British Airways boss Willie Walsh pulls no punches in a column in the company's staff magazine, accusing the Unite union of trying to "destroy us" with industrial action. Walsh has also had a large whiteboard "graffiti wall" installed at BA's Waterside headquarters where staff can leave messages of support for the campaign against the strikers.
Fidelity feeling lonely on Facebook
Bless. Fidelity International claims to be Britain's first fund manager with its own Facebook site. But it looks like the company, the biggest fund manager in the country, needs to work on its popularity – so far it has signed up just 33 fans.
The battle for fish and chips fame
Handbags at the National Federation of Fish Friers, which is co-ordinating the celebrations of 150 years of fish and chips. While everyone seems to agree that fish and chips were first served together and sold commercially in 1860, London has taken great umbrage at the suggestion Manchester came up with the idea. The Lees family of Manchester, initially credited with inventing our national dish, now has to battle it out with the Malins of London, who are also claiming the honour.

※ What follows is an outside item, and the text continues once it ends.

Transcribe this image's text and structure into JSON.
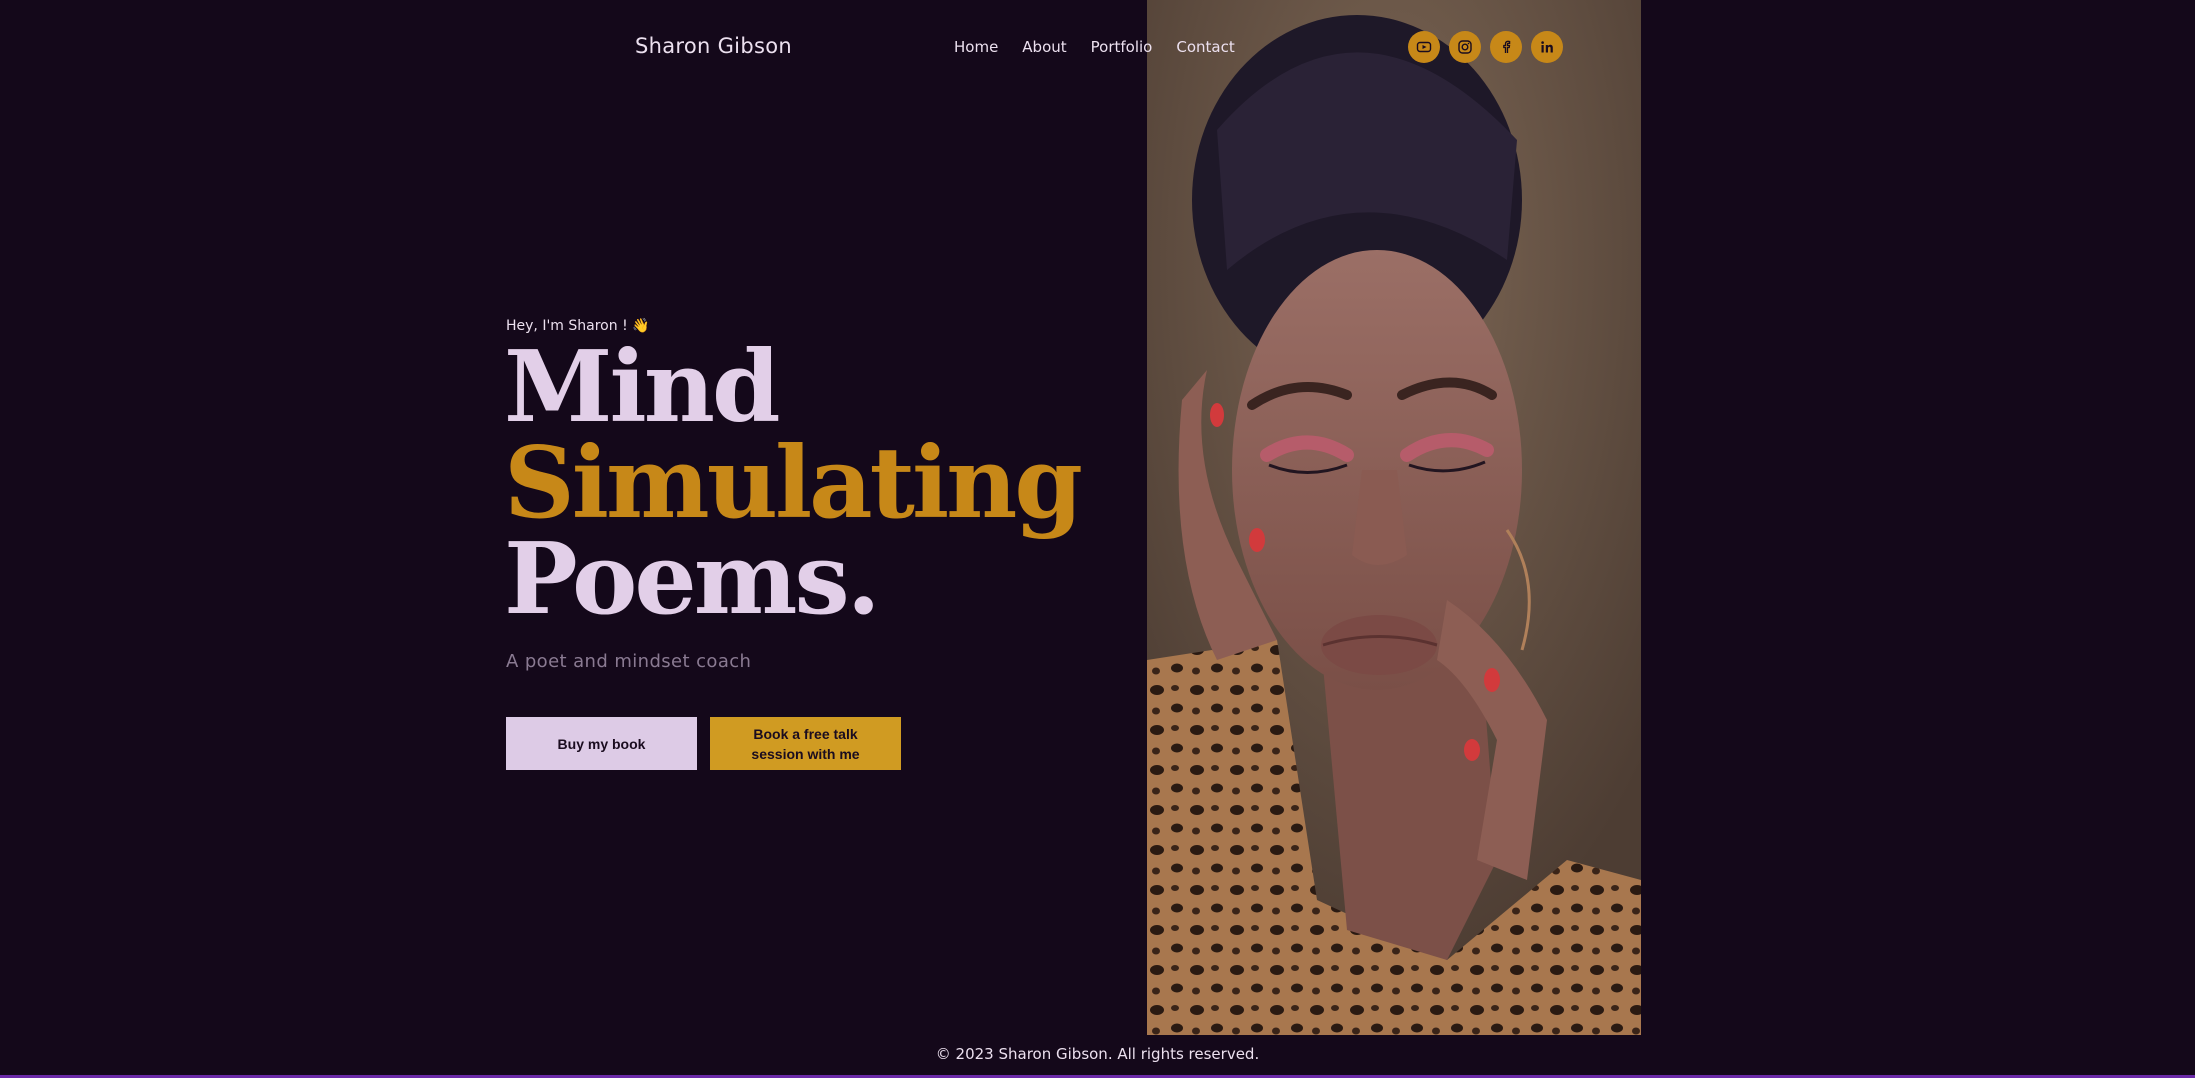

The accountants trying just a bit too hard
Apprentice star Michelle Dewberry is just one fan to sign up to a new website – Accountingisboring.com – which attempts to collate every remark made on the internet about accounting being boring. Its founder, Tim Fouracre, says his aim is to prove that, in fact, accounting is far from dull. "We believe that there are new, even fun, ways to do the accounts," he says. Really Tim?

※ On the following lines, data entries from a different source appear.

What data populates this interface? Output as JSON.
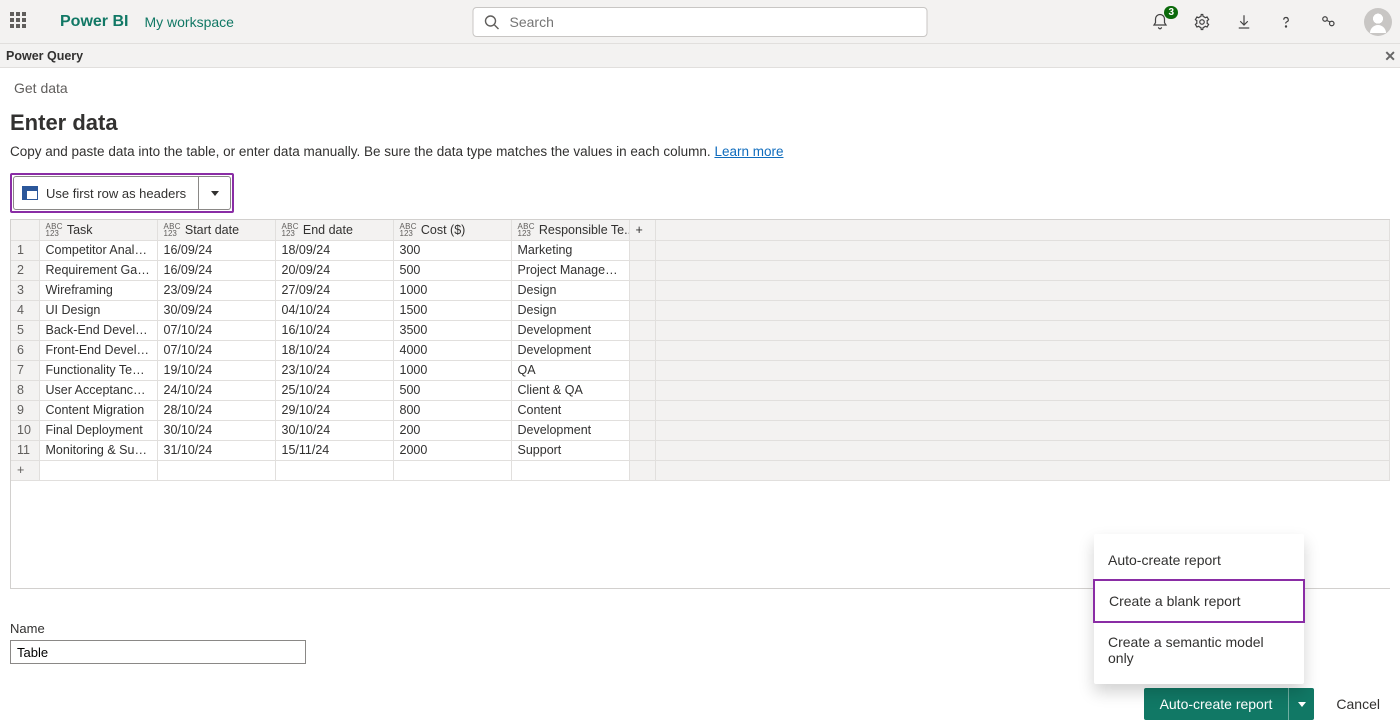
{
  "header": {
    "brand": "Power BI",
    "workspace": "My workspace",
    "search_placeholder": "Search",
    "notification_count": "3"
  },
  "powerquery_bar": "Power Query",
  "breadcrumb": "Get data",
  "page_title": "Enter data",
  "page_desc_prefix": "Copy and paste data into the table, or enter data manually. Be sure the data type matches the values in each column. ",
  "page_desc_link": "Learn more",
  "use_first_row_label": "Use first row as headers",
  "columns": [
    "Task",
    "Start date",
    "End date",
    "Cost ($)",
    "Responsible Te..."
  ],
  "rows": [
    [
      "Competitor Analysis",
      "16/09/24",
      "18/09/24",
      "300",
      "Marketing"
    ],
    [
      "Requirement Gathe...",
      "16/09/24",
      "20/09/24",
      "500",
      "Project Management"
    ],
    [
      "Wireframing",
      "23/09/24",
      "27/09/24",
      "1000",
      "Design"
    ],
    [
      "UI Design",
      "30/09/24",
      "04/10/24",
      "1500",
      "Design"
    ],
    [
      "Back-End Develop...",
      "07/10/24",
      "16/10/24",
      "3500",
      "Development"
    ],
    [
      "Front-End Develop...",
      "07/10/24",
      "18/10/24",
      "4000",
      "Development"
    ],
    [
      "Functionality Testing",
      "19/10/24",
      "23/10/24",
      "1000",
      "QA"
    ],
    [
      "User Acceptance T...",
      "24/10/24",
      "25/10/24",
      "500",
      "Client & QA"
    ],
    [
      "Content Migration",
      "28/10/24",
      "29/10/24",
      "800",
      "Content"
    ],
    [
      "Final Deployment",
      "30/10/24",
      "30/10/24",
      "200",
      "Development"
    ],
    [
      "Monitoring & Support",
      "31/10/24",
      "15/11/24",
      "2000",
      "Support"
    ]
  ],
  "name_field": {
    "label": "Name",
    "value": "Table"
  },
  "menu": {
    "items": [
      "Auto-create report",
      "Create a blank report",
      "Create a semantic model only"
    ],
    "selected_index": 1
  },
  "footer": {
    "primary": "Auto-create report",
    "cancel": "Cancel"
  }
}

Hoping for returns from pink pounds
Best of luck to LBGT Capital, which claims to be the first investment fund set up in the UK to back firms with exposure to the lesbian, gay, bisexual and transgender communities. "We figure that this is a very interesting sector," its founder, Paul Thompson, formerly of Goldman Sachs, tells Financial News. "It will become more interesting as freedoms develop and it's a market that people have overlooked in the past."
Number of the day: 55 per cent
Opec's estimate of the compliance of its members with their oil production targets, down from 80 per cent a year ago.